Authors : Abdelghani Maddi, Chérifa Boukacem-Zeghmouri
Peer review is a central component of scholarly communication as it brings trust and quality control for scientific knowledge. One of its goals is to improve the quality of manuscripts and prevent the publication of work resulting from dubious or misconduct practices.
In a context marked by a massification of scientific production, the reign of Publish or Perish rule and the acceleration of research, journals are leaving less and less time to reviewers to produce their reports. It is therefore is crucial to study whether these regulations have an impact on the length of reviewer reports.
Here, we address the example of MDPI, a Swiss Open Access publisher, depicted as a Grey Publisher and well known for its short deadlines, by analyzing the depth of its reviewer reports and its counterparts. For this, we used Publons data with 61,197 distinct publications reviewed by 86,628 reviewers.
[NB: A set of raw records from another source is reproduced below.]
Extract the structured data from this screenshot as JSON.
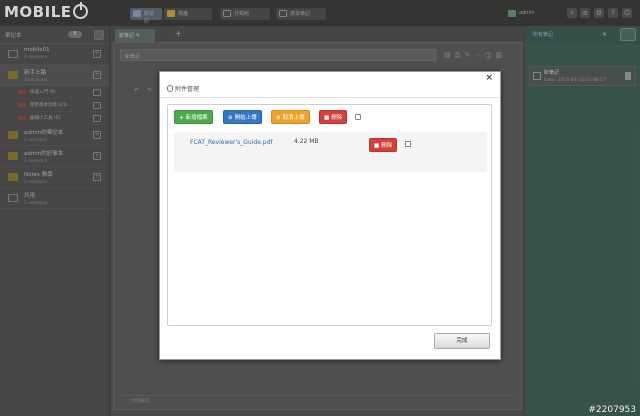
{
  "brand": {
    "logo": "MOBILE"
  },
  "topbar": {
    "buttons": [
      "新增記",
      "標籤",
      "分類館",
      "搜尋筆記"
    ],
    "user": "admin"
  },
  "sidebar": {
    "title": "筆記本",
    "badge": "8",
    "notebooks": [
      {
        "name": "mobile01",
        "sub": "1 sessions"
      },
      {
        "name": "新手上路",
        "sub": "3 sessions"
      },
      {
        "name": "admin的筆記本",
        "sub": "2 sessions"
      },
      {
        "name": "admin的記事本",
        "sub": "1 sessions"
      },
      {
        "name": "Notes 教學",
        "sub": "3 sessions"
      },
      {
        "name": "共用",
        "sub": "2 sessions"
      }
    ],
    "subitems": [
      {
        "name": "快速入門 (9)"
      },
      {
        "name": "使用基本功能 (21)"
      },
      {
        "name": "編輯小工具 (5)"
      }
    ]
  },
  "editor": {
    "tab": "新筆記",
    "title_placeholder": "新筆記",
    "footer": "附加檔案"
  },
  "rpanel": {
    "title": "所有筆記",
    "item_title": "新筆記",
    "item_date": "Date: 2014-03-14 03:46:57"
  },
  "modal": {
    "title": "附件管理",
    "close": "×",
    "buttons": {
      "add": "新增檔案",
      "upload": "開始上傳",
      "cancel": "取消上傳",
      "delete": "刪除"
    },
    "file": {
      "name": "FCAT_Reviewer's_Guide.pdf",
      "size": "4.22 MB",
      "delete": "刪除"
    },
    "done": "完成"
  },
  "watermark": "#2207953",
  "colors": {
    "green": "#4caa4c",
    "blue": "#3378c2",
    "orange": "#efa32a",
    "red": "#d2413b",
    "link": "#2a6fb0"
  }
}
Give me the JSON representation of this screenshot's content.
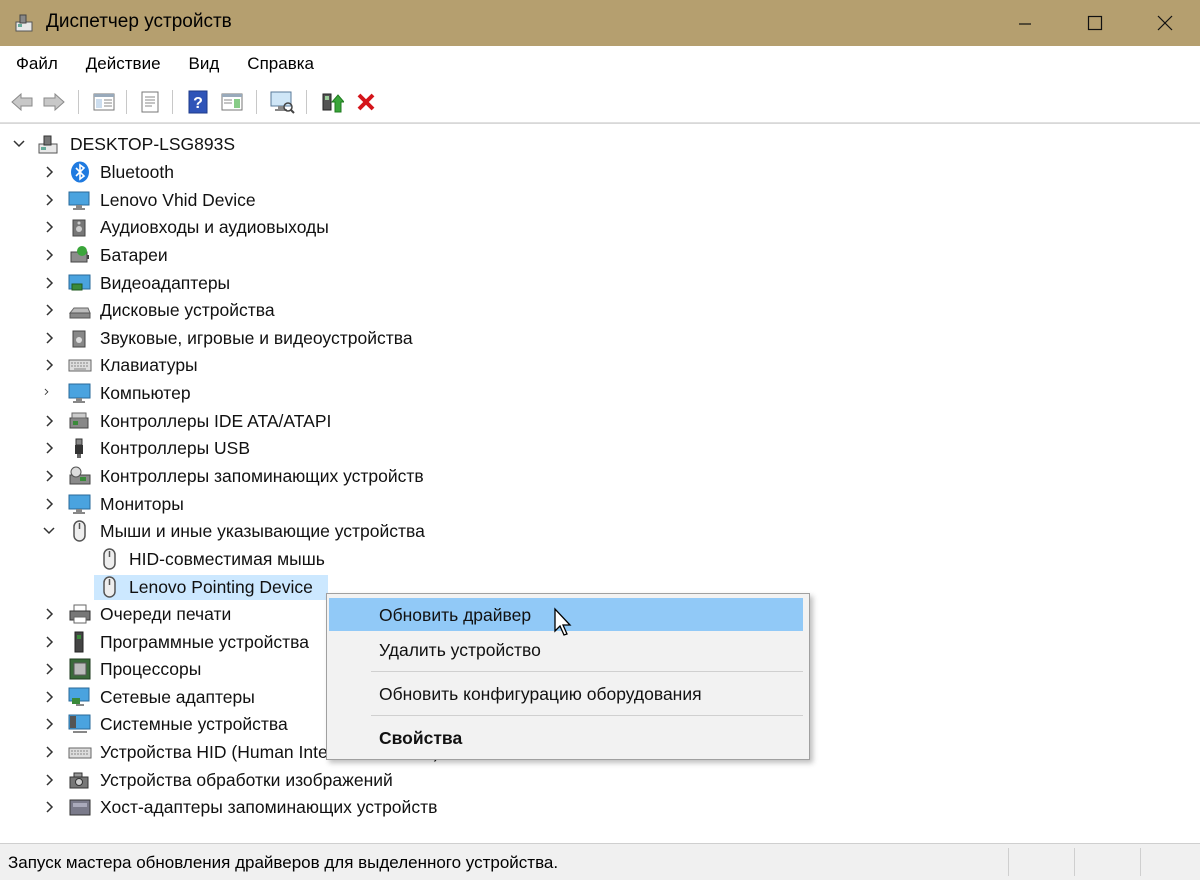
{
  "window": {
    "title": "Диспетчер устройств",
    "title_bar_color": "#b59f6f"
  },
  "menu": [
    {
      "label": "Файл"
    },
    {
      "label": "Действие"
    },
    {
      "label": "Вид"
    },
    {
      "label": "Справка"
    }
  ],
  "toolbar": {
    "icons": [
      "back-arrow-icon",
      "forward-arrow-icon",
      "show-hide-tree-icon",
      "properties-icon",
      "help-icon",
      "action-pane-icon",
      "scan-hardware-icon",
      "update-driver-icon",
      "uninstall-device-icon"
    ]
  },
  "tree": {
    "root": "DESKTOP-LSG893S",
    "categories": [
      {
        "label": "Bluetooth",
        "icon": "bluetooth-icon"
      },
      {
        "label": "Lenovo Vhid Device",
        "icon": "monitor-device-icon"
      },
      {
        "label": "Аудиовходы и аудиовыходы",
        "icon": "speaker-icon"
      },
      {
        "label": "Батареи",
        "icon": "battery-icon"
      },
      {
        "label": "Видеоадаптеры",
        "icon": "display-adapter-icon"
      },
      {
        "label": "Дисковые устройства",
        "icon": "disk-drive-icon"
      },
      {
        "label": "Звуковые, игровые и видеоустройства",
        "icon": "sound-icon"
      },
      {
        "label": "Клавиатуры",
        "icon": "keyboard-icon"
      },
      {
        "label": "Компьютер",
        "icon": "computer-icon"
      },
      {
        "label": "Контроллеры IDE ATA/ATAPI",
        "icon": "ide-controller-icon"
      },
      {
        "label": "Контроллеры USB",
        "icon": "usb-icon"
      },
      {
        "label": "Контроллеры запоминающих устройств",
        "icon": "storage-controller-icon"
      },
      {
        "label": "Мониторы",
        "icon": "monitor-icon"
      },
      {
        "label": "Мыши и иные указывающие устройства",
        "icon": "mouse-icon",
        "expanded": true,
        "children": [
          {
            "label": "HID-совместимая мышь",
            "icon": "mouse-icon"
          },
          {
            "label": "Lenovo Pointing Device",
            "icon": "mouse-icon",
            "selected": true
          }
        ]
      },
      {
        "label": "Очереди печати",
        "icon": "printer-icon"
      },
      {
        "label": "Программные устройства",
        "icon": "software-device-icon"
      },
      {
        "label": "Процессоры",
        "icon": "processor-icon"
      },
      {
        "label": "Сетевые адаптеры",
        "icon": "network-adapter-icon"
      },
      {
        "label": "Системные устройства",
        "icon": "system-device-icon"
      },
      {
        "label": "Устройства HID (Human Interface Devices)",
        "icon": "hid-icon"
      },
      {
        "label": "Устройства обработки изображений",
        "icon": "camera-icon"
      },
      {
        "label": "Хост-адаптеры запоминающих устройств",
        "icon": "storage-host-icon"
      }
    ]
  },
  "context_menu": {
    "items": [
      {
        "label": "Обновить драйвер",
        "highlighted": true
      },
      {
        "label": "Удалить устройство"
      },
      {
        "label": "Обновить конфигурацию оборудования"
      },
      {
        "label": "Свойства",
        "bold": true
      }
    ]
  },
  "statusbar": {
    "text": "Запуск мастера обновления драйверов для выделенного устройства."
  }
}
Our results show that, despite the short deadlines, when they accept to review a manuscript, reviewers assume their responsibility and do their job in the same way regardless of the publisher, and write on average the same number of words.
Our results suggest that, even if MDPI’s editorial practices may be questionable, as long as peer review is assured by researchers themselves, publications are evaluated similarly.